_EXERCISE DESCRIPTION:_
Could you count how many lines of the data include "kind" and answer with the number only?

[Source data]

↓↓↓

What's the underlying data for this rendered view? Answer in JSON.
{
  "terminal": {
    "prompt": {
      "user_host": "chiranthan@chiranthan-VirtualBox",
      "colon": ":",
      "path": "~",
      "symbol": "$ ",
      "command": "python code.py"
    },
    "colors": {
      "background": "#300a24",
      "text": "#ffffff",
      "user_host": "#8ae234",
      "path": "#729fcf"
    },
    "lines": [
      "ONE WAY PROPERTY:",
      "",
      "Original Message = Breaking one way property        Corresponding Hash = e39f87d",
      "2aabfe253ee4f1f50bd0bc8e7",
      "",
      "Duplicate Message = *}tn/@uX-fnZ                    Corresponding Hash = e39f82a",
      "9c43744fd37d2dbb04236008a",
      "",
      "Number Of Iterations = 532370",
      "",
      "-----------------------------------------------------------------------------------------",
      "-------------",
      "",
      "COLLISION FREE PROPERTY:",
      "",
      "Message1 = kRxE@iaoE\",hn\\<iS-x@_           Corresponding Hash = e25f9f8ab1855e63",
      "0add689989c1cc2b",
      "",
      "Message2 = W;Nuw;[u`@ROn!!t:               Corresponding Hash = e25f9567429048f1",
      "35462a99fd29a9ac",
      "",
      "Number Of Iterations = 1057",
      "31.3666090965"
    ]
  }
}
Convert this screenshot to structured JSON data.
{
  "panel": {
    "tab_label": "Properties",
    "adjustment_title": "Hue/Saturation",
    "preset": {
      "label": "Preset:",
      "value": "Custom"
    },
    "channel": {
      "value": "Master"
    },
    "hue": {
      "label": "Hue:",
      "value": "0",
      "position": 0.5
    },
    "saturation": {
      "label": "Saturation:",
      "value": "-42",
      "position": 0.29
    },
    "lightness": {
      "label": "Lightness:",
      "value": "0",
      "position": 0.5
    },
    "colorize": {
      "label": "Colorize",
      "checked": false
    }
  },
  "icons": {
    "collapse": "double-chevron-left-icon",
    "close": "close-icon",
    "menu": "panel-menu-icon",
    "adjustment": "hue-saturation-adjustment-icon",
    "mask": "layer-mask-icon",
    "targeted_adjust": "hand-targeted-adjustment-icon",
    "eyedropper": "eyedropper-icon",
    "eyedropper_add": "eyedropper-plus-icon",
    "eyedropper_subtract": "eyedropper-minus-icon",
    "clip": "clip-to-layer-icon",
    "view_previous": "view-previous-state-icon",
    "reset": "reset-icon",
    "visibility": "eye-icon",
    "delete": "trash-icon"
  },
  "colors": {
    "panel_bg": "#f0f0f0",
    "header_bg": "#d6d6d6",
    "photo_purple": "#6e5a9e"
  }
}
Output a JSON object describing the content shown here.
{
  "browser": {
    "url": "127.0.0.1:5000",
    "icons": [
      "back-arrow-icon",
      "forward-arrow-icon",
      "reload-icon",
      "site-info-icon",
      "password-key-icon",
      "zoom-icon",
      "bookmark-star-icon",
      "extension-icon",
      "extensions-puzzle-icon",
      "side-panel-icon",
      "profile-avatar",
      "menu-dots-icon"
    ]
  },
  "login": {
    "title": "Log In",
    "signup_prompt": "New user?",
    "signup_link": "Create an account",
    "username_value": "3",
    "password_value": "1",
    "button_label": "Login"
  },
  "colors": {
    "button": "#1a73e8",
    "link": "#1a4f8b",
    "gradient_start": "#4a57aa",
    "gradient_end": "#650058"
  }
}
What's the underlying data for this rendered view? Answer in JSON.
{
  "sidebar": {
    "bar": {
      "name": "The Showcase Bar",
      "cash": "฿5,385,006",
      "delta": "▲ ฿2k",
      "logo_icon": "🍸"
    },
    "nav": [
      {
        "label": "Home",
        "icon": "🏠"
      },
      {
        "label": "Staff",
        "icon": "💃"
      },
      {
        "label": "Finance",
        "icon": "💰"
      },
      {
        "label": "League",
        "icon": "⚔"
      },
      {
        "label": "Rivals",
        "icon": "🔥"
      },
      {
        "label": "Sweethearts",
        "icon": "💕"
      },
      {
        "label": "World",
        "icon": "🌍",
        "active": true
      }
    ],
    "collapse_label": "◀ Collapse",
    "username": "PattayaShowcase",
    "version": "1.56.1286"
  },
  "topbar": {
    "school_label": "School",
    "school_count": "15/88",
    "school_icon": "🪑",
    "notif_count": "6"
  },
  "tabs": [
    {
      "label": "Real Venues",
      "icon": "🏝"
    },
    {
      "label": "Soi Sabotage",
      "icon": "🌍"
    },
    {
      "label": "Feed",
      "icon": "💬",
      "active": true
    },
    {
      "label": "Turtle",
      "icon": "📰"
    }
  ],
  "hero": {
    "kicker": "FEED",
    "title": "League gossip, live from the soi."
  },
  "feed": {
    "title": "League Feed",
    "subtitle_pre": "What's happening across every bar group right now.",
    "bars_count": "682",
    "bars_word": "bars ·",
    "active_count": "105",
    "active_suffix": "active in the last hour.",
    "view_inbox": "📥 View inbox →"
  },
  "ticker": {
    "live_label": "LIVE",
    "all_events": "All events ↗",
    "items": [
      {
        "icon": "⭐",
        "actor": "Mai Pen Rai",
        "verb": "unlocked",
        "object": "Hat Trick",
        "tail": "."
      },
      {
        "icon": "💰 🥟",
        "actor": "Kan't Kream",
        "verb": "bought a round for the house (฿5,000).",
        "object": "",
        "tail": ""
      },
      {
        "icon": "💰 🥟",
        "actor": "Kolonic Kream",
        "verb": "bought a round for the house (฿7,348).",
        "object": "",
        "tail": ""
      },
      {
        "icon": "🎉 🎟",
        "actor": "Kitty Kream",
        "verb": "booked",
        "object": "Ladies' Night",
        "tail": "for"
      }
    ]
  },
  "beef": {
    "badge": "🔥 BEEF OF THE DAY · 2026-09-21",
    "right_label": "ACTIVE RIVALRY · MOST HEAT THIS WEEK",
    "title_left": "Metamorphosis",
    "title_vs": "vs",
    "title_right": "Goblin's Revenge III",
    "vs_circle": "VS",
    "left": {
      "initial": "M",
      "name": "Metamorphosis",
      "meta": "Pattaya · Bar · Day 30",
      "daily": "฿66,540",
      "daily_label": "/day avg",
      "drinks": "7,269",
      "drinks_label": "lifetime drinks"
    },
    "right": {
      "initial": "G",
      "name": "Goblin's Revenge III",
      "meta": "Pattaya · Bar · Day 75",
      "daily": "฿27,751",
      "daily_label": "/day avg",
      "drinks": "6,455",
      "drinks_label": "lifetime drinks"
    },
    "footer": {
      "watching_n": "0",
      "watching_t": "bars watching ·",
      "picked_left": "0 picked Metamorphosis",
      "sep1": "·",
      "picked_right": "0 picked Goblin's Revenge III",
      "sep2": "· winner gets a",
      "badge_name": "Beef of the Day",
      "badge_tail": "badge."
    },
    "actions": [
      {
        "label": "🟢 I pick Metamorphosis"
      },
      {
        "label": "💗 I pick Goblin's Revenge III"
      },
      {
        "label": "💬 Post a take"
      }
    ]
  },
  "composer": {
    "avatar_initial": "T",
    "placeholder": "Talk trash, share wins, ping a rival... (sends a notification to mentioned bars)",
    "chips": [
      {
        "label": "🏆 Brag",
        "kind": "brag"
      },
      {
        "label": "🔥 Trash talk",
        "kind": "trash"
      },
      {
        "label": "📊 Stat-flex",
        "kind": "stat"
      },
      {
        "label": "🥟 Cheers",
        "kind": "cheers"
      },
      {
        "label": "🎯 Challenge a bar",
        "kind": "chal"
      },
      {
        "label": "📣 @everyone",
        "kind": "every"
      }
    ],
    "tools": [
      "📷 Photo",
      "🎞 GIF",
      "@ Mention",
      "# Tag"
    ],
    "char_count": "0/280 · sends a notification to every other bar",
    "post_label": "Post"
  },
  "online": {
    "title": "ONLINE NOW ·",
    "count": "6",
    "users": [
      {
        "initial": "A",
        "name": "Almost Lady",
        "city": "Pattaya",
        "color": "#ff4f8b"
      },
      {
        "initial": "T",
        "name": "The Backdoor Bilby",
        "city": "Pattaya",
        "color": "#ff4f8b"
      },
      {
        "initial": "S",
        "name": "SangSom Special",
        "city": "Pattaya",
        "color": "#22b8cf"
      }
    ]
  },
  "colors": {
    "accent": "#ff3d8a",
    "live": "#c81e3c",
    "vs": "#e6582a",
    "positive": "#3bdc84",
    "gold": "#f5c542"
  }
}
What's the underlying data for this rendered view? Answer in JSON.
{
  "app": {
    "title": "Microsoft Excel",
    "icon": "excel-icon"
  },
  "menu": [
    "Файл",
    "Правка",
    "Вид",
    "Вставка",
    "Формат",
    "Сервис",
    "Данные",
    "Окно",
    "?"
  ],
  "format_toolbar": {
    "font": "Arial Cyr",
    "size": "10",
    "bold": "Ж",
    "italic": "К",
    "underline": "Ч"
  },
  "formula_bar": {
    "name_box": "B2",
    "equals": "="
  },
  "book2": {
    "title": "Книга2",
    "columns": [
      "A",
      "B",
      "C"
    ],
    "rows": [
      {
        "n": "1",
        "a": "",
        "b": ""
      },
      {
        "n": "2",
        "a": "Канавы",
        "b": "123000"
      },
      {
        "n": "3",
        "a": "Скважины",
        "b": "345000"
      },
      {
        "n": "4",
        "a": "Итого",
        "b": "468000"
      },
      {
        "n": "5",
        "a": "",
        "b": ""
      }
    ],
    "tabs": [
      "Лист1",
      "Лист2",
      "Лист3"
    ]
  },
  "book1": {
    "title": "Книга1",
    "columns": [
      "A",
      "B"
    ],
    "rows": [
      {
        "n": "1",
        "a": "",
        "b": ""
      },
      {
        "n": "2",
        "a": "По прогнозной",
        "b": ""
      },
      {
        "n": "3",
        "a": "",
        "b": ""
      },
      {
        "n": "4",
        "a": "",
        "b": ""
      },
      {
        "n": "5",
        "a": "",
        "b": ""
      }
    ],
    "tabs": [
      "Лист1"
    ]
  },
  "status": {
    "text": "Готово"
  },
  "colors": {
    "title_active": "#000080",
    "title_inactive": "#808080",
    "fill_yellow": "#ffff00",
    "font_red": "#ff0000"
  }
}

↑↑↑

_WORKED SOLUTION:_
6